China in Light of Recent Development in the USSR and Eastern Europe

Frank Tang Frank Tang

Frank Tang, visiting professor in the Dept. of American Studies at the University of Hawai‘i, majored in international relations at the U. of Southern California. After graduating as an honor student he went to China in 1948 to do research in Chinese political science and international relations at Yenching University in Beijing. He witnessed the downfall of the Nationalist government and the setting up of the People’s Republic in 1949 and later decided to make his life work in China, where he resided over 40 years, experiencing all the major ups and downs of the P.R.C. as a Chinese professor.

Frank Tang founded the American Studies Program at the Beijing Foreign Studies University and was its director until he resigned in the summer of 1989 in protest over the Tiananmen massacre.

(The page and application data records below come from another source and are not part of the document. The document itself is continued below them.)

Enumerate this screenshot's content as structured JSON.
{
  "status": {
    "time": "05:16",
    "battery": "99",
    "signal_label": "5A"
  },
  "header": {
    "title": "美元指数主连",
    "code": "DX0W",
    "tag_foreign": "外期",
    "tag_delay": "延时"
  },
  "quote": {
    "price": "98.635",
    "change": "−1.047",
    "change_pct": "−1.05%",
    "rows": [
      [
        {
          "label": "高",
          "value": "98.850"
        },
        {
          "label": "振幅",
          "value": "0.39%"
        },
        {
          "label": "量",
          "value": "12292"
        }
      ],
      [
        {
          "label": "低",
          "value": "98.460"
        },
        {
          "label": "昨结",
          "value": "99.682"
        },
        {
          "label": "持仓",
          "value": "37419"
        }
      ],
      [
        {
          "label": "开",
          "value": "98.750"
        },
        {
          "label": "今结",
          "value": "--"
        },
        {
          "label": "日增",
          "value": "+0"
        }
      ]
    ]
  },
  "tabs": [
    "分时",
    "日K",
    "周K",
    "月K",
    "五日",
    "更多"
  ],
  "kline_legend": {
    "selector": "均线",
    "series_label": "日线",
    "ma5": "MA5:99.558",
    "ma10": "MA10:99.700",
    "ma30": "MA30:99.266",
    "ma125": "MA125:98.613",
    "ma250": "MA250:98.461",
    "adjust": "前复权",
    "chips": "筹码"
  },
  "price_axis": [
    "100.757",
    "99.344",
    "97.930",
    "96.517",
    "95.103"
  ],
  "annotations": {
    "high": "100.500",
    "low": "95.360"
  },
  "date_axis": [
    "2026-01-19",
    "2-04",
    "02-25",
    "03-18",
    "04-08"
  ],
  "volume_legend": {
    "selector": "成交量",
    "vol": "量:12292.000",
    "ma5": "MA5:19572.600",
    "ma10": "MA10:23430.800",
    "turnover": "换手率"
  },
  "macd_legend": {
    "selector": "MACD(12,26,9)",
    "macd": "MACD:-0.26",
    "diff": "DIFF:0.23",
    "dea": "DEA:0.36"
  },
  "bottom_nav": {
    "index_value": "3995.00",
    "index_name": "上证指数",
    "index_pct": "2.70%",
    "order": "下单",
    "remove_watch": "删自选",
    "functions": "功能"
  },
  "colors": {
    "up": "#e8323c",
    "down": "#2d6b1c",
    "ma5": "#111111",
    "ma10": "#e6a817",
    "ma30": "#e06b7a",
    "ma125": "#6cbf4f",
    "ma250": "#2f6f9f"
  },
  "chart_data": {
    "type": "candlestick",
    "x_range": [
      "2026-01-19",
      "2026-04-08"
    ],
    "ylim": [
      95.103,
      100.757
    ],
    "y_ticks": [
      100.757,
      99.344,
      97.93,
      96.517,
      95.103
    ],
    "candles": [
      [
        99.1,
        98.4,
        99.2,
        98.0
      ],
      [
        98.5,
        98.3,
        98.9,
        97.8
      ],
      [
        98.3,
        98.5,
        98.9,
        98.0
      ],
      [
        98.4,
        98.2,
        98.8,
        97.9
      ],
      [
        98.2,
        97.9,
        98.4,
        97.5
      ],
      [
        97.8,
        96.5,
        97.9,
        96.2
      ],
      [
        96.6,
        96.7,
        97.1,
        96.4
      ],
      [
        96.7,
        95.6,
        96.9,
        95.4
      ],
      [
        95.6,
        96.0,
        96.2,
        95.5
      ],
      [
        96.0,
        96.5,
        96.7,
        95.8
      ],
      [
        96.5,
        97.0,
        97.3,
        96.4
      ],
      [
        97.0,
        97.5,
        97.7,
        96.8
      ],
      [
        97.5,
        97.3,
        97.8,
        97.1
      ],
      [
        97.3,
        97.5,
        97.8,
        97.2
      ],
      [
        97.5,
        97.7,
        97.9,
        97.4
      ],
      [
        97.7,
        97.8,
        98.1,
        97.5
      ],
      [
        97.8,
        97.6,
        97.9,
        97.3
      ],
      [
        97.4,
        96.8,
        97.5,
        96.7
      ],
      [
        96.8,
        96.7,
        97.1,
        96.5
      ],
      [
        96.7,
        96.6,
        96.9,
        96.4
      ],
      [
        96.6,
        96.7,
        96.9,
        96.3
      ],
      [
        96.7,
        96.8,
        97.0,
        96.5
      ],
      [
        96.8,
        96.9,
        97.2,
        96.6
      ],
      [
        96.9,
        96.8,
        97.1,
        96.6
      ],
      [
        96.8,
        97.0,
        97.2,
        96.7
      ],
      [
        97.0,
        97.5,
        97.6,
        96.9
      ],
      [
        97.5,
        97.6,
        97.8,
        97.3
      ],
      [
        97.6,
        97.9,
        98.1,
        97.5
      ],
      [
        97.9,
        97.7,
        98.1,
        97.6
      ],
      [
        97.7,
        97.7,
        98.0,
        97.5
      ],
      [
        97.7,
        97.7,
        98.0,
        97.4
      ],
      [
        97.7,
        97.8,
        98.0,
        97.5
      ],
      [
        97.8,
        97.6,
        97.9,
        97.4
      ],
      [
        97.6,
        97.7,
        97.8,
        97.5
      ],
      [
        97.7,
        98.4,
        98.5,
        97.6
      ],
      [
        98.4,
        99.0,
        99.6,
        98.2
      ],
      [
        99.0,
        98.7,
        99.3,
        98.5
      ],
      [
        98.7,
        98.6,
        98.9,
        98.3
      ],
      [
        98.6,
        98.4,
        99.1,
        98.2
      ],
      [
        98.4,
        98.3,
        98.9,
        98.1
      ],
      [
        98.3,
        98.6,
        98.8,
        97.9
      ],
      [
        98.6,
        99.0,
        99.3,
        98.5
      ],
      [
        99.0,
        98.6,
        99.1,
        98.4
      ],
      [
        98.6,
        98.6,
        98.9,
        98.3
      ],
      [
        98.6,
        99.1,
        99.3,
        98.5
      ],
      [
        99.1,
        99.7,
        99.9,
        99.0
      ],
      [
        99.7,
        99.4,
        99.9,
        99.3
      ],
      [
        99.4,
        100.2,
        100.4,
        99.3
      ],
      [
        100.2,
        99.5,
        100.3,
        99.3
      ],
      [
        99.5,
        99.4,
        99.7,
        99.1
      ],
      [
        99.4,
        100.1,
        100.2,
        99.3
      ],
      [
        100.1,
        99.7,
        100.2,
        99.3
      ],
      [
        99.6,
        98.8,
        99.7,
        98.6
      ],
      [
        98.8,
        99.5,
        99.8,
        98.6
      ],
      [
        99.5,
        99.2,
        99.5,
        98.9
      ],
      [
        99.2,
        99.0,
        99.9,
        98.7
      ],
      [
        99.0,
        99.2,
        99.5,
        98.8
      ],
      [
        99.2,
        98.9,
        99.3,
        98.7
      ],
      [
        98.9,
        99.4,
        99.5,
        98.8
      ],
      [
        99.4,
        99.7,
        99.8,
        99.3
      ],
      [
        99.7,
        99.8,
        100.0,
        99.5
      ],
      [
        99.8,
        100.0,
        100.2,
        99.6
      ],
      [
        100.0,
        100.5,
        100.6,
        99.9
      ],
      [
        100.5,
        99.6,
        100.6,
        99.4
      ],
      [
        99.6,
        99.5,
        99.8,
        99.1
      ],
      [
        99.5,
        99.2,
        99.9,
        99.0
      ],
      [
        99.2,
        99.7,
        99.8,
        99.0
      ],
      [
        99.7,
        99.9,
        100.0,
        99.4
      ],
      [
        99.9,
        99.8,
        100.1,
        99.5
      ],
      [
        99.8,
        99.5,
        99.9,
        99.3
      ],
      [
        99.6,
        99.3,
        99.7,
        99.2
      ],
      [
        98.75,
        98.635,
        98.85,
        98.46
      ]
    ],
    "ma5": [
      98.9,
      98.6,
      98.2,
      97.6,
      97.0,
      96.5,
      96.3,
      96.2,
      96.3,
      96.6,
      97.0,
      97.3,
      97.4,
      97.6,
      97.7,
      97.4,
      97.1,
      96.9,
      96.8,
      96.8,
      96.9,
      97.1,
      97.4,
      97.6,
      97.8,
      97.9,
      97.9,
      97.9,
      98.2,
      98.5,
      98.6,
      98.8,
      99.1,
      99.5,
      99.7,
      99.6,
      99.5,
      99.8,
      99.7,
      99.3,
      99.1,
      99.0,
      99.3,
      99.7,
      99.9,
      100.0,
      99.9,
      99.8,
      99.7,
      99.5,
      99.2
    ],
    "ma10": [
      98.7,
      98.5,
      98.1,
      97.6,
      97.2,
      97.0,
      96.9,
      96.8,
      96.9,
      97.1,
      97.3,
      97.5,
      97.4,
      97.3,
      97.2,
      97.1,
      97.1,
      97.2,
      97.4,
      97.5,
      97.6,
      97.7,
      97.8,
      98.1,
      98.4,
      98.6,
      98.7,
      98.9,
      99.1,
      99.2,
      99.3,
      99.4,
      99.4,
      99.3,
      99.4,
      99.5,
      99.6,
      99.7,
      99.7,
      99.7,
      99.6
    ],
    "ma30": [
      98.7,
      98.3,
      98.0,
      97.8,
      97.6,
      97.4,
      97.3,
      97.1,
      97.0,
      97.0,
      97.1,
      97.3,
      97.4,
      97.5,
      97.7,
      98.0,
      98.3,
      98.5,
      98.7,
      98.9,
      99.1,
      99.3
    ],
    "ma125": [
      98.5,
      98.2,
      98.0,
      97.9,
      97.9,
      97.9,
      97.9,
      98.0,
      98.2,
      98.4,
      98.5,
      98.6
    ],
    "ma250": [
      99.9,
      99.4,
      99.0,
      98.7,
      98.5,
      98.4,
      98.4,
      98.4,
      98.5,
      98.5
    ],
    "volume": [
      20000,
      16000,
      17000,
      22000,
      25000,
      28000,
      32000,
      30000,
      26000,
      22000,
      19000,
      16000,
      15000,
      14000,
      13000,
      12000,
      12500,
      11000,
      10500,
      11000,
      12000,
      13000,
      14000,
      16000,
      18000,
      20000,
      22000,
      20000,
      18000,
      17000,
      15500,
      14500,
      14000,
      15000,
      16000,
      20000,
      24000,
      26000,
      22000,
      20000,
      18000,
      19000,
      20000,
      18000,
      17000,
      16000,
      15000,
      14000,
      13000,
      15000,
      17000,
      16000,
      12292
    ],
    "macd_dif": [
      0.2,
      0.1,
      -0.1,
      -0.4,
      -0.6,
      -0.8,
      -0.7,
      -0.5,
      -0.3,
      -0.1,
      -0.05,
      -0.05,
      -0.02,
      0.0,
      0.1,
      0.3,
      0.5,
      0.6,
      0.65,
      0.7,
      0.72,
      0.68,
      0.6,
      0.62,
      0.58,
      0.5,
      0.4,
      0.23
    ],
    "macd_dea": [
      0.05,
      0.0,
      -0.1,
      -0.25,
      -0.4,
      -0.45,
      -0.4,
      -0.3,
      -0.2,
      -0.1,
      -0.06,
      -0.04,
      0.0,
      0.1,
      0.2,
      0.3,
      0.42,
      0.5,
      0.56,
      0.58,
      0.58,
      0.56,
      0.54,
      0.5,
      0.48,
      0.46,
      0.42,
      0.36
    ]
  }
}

After spending a semester teaching in the American Studies Department in Spring of 1990, Professor Tang returned to China for a few months and is now back as a visiting professor for the Spring 1991 semester.

Recent developments in the USSR and Eastern Europe have been closely monitored by Chinese authorities and intellectuals alike, resulting in certain changes in thinking and policy. This talk discusses some problems and issues: economic and political reforms, ethnic relations, religious freedom, social security and benefits.